Irinotecan Combined with Bolus 5-Fluorouracil and Folinic Acid for Metastatic Colorectal Cancer: Is This Really a Dangerous Treatment? Academic Article uri icon

abstract

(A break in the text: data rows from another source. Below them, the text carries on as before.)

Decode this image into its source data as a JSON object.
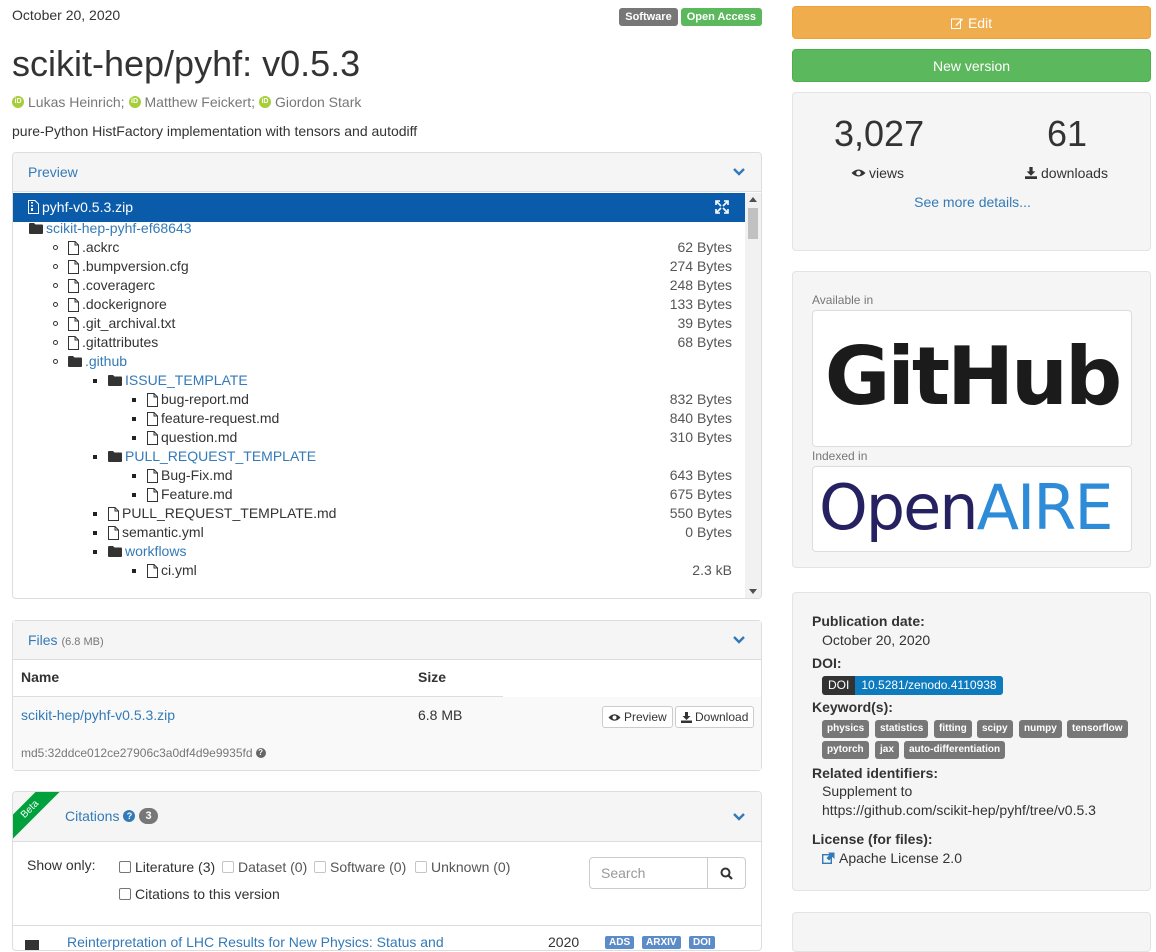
{
  "record": {
    "date": "October 20, 2020",
    "badges": [
      "Software",
      "Open Access"
    ],
    "title": "scikit-hep/pyhf: v0.5.3",
    "authors": [
      "Lukas Heinrich;",
      "Matthew Feickert;",
      "Giordon Stark"
    ],
    "description": "pure-Python HistFactory implementation with tensors and autodiff"
  },
  "preview": {
    "heading": "Preview",
    "zip_name": "pyhf-v0.5.3.zip",
    "tree": [
      {
        "type": "dir",
        "name": "scikit-hep-pyhf-ef68643",
        "size": ""
      },
      {
        "type": "file",
        "name": ".ackrc",
        "size": "62 Bytes"
      },
      {
        "type": "file",
        "name": ".bumpversion.cfg",
        "size": "274 Bytes"
      },
      {
        "type": "file",
        "name": ".coveragerc",
        "size": "248 Bytes"
      },
      {
        "type": "file",
        "name": ".dockerignore",
        "size": "133 Bytes"
      },
      {
        "type": "file",
        "name": ".git_archival.txt",
        "size": "39 Bytes"
      },
      {
        "type": "file",
        "name": ".gitattributes",
        "size": "68 Bytes"
      },
      {
        "type": "dir",
        "name": ".github",
        "size": ""
      },
      {
        "type": "dir",
        "name": "ISSUE_TEMPLATE",
        "size": ""
      },
      {
        "type": "file",
        "name": "bug-report.md",
        "size": "832 Bytes"
      },
      {
        "type": "file",
        "name": "feature-request.md",
        "size": "840 Bytes"
      },
      {
        "type": "file",
        "name": "question.md",
        "size": "310 Bytes"
      },
      {
        "type": "dir",
        "name": "PULL_REQUEST_TEMPLATE",
        "size": ""
      },
      {
        "type": "file",
        "name": "Bug-Fix.md",
        "size": "643 Bytes"
      },
      {
        "type": "file",
        "name": "Feature.md",
        "size": "675 Bytes"
      },
      {
        "type": "file",
        "name": "PULL_REQUEST_TEMPLATE.md",
        "size": "550 Bytes"
      },
      {
        "type": "file",
        "name": "semantic.yml",
        "size": "0 Bytes"
      },
      {
        "type": "dir",
        "name": "workflows",
        "size": ""
      },
      {
        "type": "file",
        "name": "ci.yml",
        "size": "2.3 kB"
      }
    ]
  },
  "files": {
    "heading": "Files",
    "total_size": "(6.8 MB)",
    "col_name": "Name",
    "col_size": "Size",
    "file_name": "scikit-hep/pyhf-v0.5.3.zip",
    "file_size": "6.8 MB",
    "md5": "md5:32ddce012ce27906c3a0df4d9e9935fd",
    "preview_btn": "Preview",
    "download_btn": "Download"
  },
  "citations": {
    "ribbon": "Beta",
    "heading": "Citations",
    "count": "3",
    "show_only": "Show only:",
    "filters": [
      "Literature (3)",
      "Dataset (0)",
      "Software (0)",
      "Unknown (0)"
    ],
    "this_version": "Citations to this version",
    "search_placeholder": "Search",
    "first_title": "Reinterpretation of LHC Results for New Physics: Status and",
    "first_year": "2020",
    "first_badges": [
      "ADS",
      "ARXIV",
      "DOI"
    ]
  },
  "sidebar": {
    "edit": "Edit",
    "new_version": "New version",
    "views_count": "3,027",
    "views_label": "views",
    "downloads_count": "61",
    "downloads_label": "downloads",
    "see_more": "See more details...",
    "available_in": "Available in",
    "github_logo": "GitHub",
    "indexed_in": "Indexed in",
    "openaire_logo": [
      "Open",
      "AIRE"
    ],
    "pub_date_label": "Publication date:",
    "pub_date": "October 20, 2020",
    "doi_label": "DOI:",
    "doi_key": "DOI",
    "doi_value": "10.5281/zenodo.4110938",
    "keywords_label": "Keyword(s):",
    "keywords": [
      "physics",
      "statistics",
      "fitting",
      "scipy",
      "numpy",
      "tensorflow",
      "pytorch",
      "jax",
      "auto-differentiation"
    ],
    "related_label": "Related identifiers:",
    "supplement_to": "Supplement to",
    "related_url": "https://github.com/scikit-hep/pyhf/tree/v0.5.3",
    "license_label": "License (for files):",
    "license": "Apache License 2.0"
  }
}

  • Rothenberg et al called for caution in the palliative use of irinotecan, 5-fluorouracil (5-FU) bolus and leucovorin (IFL schedule), because of early treatment related deaths in C89803 and N9741 studies. The objective of our multicenter phase II study was to evaluate the efficacy and safety of the combination of 5-FU bolus, folinic acid (FA) and irinotecan as first-line chemotherapy for metastatic colorectal cancer. From December 1999 to June 2002 138 patients (pts) were treated. The chemotherapy regimen was as follows: irinotecan 125 mg/m2 i.v. over 90 min and 5-FU 500 mg/m2 preceded by FA 20 mg/m2, both given by bolus, weekly, for 4 weeks every 6 weeks. Treatment continued until disease progression or unacceptable toxicity. Total number of administered cycles was 404. Average dose intensity was 75%. 47 out of 131 evaluable pts achieved a complete (n = 6) or partial (n = 41) response, leading to an overall response rate (RR) of 36% [95% confidence interval (CI) 24% to 48%], stable disease was registered in 50 (38%). The estimated median time to progression and survival were 6.5 months (95% CI 5.2-9.4) and 16.6 months (95% CI 15.1-19.3) respectively. Two-year survival was 35%. Toxicity was well manageable. In 18 (13.8%) pts the chemotherapy was stopped because of toxicity. Treatment related death was not observed. Close clinical monitoring, early recognition of toxicity, immediate therapeutic intervention are recommended for pts receiving IFL. In our experience this regimen has manageable toxicity and appropriate level of dose intensity and seems to be a good option for first-line therapy in metastatic colorectal cancer.

publication date

  • January 1, 2004